**Entries from a dataset of interfaces:**
◆ ◆ ◆ ◆

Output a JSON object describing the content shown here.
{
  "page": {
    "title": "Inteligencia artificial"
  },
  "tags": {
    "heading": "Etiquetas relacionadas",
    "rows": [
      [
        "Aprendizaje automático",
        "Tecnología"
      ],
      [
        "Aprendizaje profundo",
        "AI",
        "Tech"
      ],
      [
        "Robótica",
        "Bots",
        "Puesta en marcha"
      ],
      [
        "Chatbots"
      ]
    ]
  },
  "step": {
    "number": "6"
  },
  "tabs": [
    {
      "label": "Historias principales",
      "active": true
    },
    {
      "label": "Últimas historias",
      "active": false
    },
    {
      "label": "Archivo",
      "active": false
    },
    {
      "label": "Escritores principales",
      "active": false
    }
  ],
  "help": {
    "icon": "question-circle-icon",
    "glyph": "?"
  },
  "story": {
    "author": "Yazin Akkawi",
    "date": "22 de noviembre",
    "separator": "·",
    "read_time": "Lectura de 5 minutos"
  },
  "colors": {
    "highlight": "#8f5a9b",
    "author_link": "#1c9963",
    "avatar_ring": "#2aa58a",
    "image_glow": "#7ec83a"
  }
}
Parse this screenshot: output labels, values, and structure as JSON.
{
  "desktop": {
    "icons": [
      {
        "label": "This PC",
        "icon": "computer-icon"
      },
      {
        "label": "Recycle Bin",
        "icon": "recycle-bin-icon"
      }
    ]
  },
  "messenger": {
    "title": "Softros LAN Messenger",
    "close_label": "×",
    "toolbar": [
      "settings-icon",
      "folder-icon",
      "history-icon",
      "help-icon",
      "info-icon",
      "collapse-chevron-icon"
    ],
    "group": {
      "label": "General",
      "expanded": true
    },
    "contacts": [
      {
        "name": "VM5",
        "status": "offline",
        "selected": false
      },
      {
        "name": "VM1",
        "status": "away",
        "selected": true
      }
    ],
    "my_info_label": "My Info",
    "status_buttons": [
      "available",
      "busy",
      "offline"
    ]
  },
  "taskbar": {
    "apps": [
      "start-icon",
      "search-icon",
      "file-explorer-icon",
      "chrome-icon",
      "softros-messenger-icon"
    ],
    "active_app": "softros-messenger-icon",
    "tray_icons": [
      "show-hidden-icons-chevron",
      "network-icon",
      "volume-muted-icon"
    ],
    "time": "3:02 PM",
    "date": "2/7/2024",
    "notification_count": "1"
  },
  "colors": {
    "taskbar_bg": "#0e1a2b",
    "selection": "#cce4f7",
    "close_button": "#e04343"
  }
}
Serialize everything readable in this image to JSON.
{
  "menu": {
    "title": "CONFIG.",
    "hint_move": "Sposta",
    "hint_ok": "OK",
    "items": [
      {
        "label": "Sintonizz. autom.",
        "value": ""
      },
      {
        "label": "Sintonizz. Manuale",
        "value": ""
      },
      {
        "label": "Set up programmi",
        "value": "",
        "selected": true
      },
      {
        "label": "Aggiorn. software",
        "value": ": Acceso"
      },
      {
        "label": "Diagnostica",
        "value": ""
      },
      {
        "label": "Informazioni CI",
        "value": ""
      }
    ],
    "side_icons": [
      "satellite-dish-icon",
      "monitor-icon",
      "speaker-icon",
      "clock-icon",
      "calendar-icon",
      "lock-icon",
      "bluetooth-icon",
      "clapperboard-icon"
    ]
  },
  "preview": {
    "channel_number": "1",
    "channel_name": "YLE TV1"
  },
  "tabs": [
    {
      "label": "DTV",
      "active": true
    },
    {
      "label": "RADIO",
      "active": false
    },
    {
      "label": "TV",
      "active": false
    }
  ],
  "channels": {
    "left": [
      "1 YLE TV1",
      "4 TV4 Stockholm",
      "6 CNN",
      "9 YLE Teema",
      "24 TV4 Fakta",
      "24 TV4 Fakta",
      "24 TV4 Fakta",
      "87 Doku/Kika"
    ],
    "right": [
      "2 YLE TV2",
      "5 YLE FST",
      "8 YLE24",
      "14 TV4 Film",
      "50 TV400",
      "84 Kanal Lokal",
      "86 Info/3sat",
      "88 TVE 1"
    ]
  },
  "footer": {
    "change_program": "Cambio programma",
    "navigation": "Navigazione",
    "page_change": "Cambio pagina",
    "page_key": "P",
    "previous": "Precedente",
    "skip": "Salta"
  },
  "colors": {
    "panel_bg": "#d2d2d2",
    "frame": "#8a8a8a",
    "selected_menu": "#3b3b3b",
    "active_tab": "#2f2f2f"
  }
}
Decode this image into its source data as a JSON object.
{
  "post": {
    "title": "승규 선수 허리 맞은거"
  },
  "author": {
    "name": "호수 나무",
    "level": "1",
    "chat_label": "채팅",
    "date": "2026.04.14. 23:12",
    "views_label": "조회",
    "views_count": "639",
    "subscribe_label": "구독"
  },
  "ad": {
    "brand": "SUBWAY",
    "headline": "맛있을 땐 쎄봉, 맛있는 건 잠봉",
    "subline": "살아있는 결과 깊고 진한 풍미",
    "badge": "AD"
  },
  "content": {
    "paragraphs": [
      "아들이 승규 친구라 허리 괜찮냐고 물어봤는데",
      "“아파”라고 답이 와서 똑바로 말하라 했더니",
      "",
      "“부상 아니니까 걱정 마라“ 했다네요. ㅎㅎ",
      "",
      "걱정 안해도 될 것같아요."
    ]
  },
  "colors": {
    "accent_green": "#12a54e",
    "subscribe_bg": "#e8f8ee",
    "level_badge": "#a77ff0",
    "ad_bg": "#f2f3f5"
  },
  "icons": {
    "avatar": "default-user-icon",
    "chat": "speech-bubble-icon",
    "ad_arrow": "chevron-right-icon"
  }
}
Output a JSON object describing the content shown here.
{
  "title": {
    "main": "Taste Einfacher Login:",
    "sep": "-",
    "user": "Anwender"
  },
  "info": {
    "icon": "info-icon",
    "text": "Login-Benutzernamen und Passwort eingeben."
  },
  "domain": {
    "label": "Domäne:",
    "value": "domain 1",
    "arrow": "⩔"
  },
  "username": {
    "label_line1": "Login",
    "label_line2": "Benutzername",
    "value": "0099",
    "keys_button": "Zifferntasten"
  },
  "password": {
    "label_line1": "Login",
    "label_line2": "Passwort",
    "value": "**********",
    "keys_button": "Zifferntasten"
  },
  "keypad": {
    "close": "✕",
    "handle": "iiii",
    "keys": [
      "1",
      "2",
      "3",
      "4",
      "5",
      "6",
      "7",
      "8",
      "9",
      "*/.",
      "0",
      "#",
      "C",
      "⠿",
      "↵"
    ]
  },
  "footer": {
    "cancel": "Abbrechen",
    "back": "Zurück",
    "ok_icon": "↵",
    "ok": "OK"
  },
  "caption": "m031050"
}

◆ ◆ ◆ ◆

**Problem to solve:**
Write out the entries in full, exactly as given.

**Solution to this problem:**
Output a JSON object describing the content shown here.
{
  "page": {
    "title": "Inteligencia artificial"
  },
  "tags": {
    "heading": "Etiquetas relacionadas",
    "rows": [
      [
        "Aprendizaje automático",
        "Tecnología"
      ],
      [
        "Aprendizaje profundo",
        "AI",
        "Tech"
      ],
      [
        "Robótica",
        "Bots",
        "Puesta en marcha"
      ],
      [
        "Chatbots"
      ]
    ]
  },
  "step": {
    "number": "6"
  },
  "tabs": [
    {
      "label": "Historias principales",
      "active": true
    },
    {
      "label": "Últimas historias",
      "active": false
    },
    {
      "label": "Archivo",
      "active": false
    },
    {
      "label": "Escritores principales",
      "active": false
    }
  ],
  "help": {
    "icon": "question-circle-icon",
    "glyph": "?"
  },
  "story": {
    "author": "Yazin Akkawi",
    "date": "22 de noviembre",
    "separator": "·",
    "read_time": "Lectura de 5 minutos"
  },
  "colors": {
    "highlight": "#8f5a9b",
    "author_link": "#1c9963",
    "avatar_ring": "#2aa58a",
    "image_glow": "#7ec83a"
  }
}
Parse this screenshot: output labels, values, and structure as JSON.
{
  "desktop": {
    "icons": [
      {
        "label": "This PC",
        "icon": "computer-icon"
      },
      {
        "label": "Recycle Bin",
        "icon": "recycle-bin-icon"
      }
    ]
  },
  "messenger": {
    "title": "Softros LAN Messenger",
    "close_label": "×",
    "toolbar": [
      "settings-icon",
      "folder-icon",
      "history-icon",
      "help-icon",
      "info-icon",
      "collapse-chevron-icon"
    ],
    "group": {
      "label": "General",
      "expanded": true
    },
    "contacts": [
      {
        "name": "VM5",
        "status": "offline",
        "selected": false
      },
      {
        "name": "VM1",
        "status": "away",
        "selected": true
      }
    ],
    "my_info_label": "My Info",
    "status_buttons": [
      "available",
      "busy",
      "offline"
    ]
  },
  "taskbar": {
    "apps": [
      "start-icon",
      "search-icon",
      "file-explorer-icon",
      "chrome-icon",
      "softros-messenger-icon"
    ],
    "active_app": "softros-messenger-icon",
    "tray_icons": [
      "show-hidden-icons-chevron",
      "network-icon",
      "volume-muted-icon"
    ],
    "time": "3:02 PM",
    "date": "2/7/2024",
    "notification_count": "1"
  },
  "colors": {
    "taskbar_bg": "#0e1a2b",
    "selection": "#cce4f7",
    "close_button": "#e04343"
  }
}
Serialize everything readable in this image to JSON.
{
  "menu": {
    "title": "CONFIG.",
    "hint_move": "Sposta",
    "hint_ok": "OK",
    "items": [
      {
        "label": "Sintonizz. autom.",
        "value": ""
      },
      {
        "label": "Sintonizz. Manuale",
        "value": ""
      },
      {
        "label": "Set up programmi",
        "value": "",
        "selected": true
      },
      {
        "label": "Aggiorn. software",
        "value": ": Acceso"
      },
      {
        "label": "Diagnostica",
        "value": ""
      },
      {
        "label": "Informazioni CI",
        "value": ""
      }
    ],
    "side_icons": [
      "satellite-dish-icon",
      "monitor-icon",
      "speaker-icon",
      "clock-icon",
      "calendar-icon",
      "lock-icon",
      "bluetooth-icon",
      "clapperboard-icon"
    ]
  },
  "preview": {
    "channel_number": "1",
    "channel_name": "YLE TV1"
  },
  "tabs": [
    {
      "label": "DTV",
      "active": true
    },
    {
      "label": "RADIO",
      "active": false
    },
    {
      "label": "TV",
      "active": false
    }
  ],
  "channels": {
    "left": [
      "1 YLE TV1",
      "4 TV4 Stockholm",
      "6 CNN",
      "9 YLE Teema",
      "24 TV4 Fakta",
      "24 TV4 Fakta",
      "24 TV4 Fakta",
      "87 Doku/Kika"
    ],
    "right": [
      "2 YLE TV2",
      "5 YLE FST",
      "8 YLE24",
      "14 TV4 Film",
      "50 TV400",
      "84 Kanal Lokal",
      "86 Info/3sat",
      "88 TVE 1"
    ]
  },
  "footer": {
    "change_program": "Cambio programma",
    "navigation": "Navigazione",
    "page_change": "Cambio pagina",
    "page_key": "P",
    "previous": "Precedente",
    "skip": "Salta"
  },
  "colors": {
    "panel_bg": "#d2d2d2",
    "frame": "#8a8a8a",
    "selected_menu": "#3b3b3b",
    "active_tab": "#2f2f2f"
  }
}
Decode this image into its source data as a JSON object.
{
  "post": {
    "title": "승규 선수 허리 맞은거"
  },
  "author": {
    "name": "호수 나무",
    "level": "1",
    "chat_label": "채팅",
    "date": "2026.04.14. 23:12",
    "views_label": "조회",
    "views_count": "639",
    "subscribe_label": "구독"
  },
  "ad": {
    "brand": "SUBWAY",
    "headline": "맛있을 땐 쎄봉, 맛있는 건 잠봉",
    "subline": "살아있는 결과 깊고 진한 풍미",
    "badge": "AD"
  },
  "content": {
    "paragraphs": [
      "아들이 승규 친구라 허리 괜찮냐고 물어봤는데",
      "“아파”라고 답이 와서 똑바로 말하라 했더니",
      "",
      "“부상 아니니까 걱정 마라“ 했다네요. ㅎㅎ",
      "",
      "걱정 안해도 될 것같아요."
    ]
  },
  "colors": {
    "accent_green": "#12a54e",
    "subscribe_bg": "#e8f8ee",
    "level_badge": "#a77ff0",
    "ad_bg": "#f2f3f5"
  },
  "icons": {
    "avatar": "default-user-icon",
    "chat": "speech-bubble-icon",
    "ad_arrow": "chevron-right-icon"
  }
}
Output a JSON object describing the content shown here.
{
  "title": {
    "main": "Taste Einfacher Login:",
    "sep": "-",
    "user": "Anwender"
  },
  "info": {
    "icon": "info-icon",
    "text": "Login-Benutzernamen und Passwort eingeben."
  },
  "domain": {
    "label": "Domäne:",
    "value": "domain 1",
    "arrow": "⩔"
  },
  "username": {
    "label_line1": "Login",
    "label_line2": "Benutzername",
    "value": "0099",
    "keys_button": "Zifferntasten"
  },
  "password": {
    "label_line1": "Login",
    "label_line2": "Passwort",
    "value": "**********",
    "keys_button": "Zifferntasten"
  },
  "keypad": {
    "close": "✕",
    "handle": "iiii",
    "keys": [
      "1",
      "2",
      "3",
      "4",
      "5",
      "6",
      "7",
      "8",
      "9",
      "*/.",
      "0",
      "#",
      "C",
      "⠿",
      "↵"
    ]
  },
  "footer": {
    "cancel": "Abbrechen",
    "back": "Zurück",
    "ok_icon": "↵",
    "ok": "OK"
  },
  "caption": "m031050"
}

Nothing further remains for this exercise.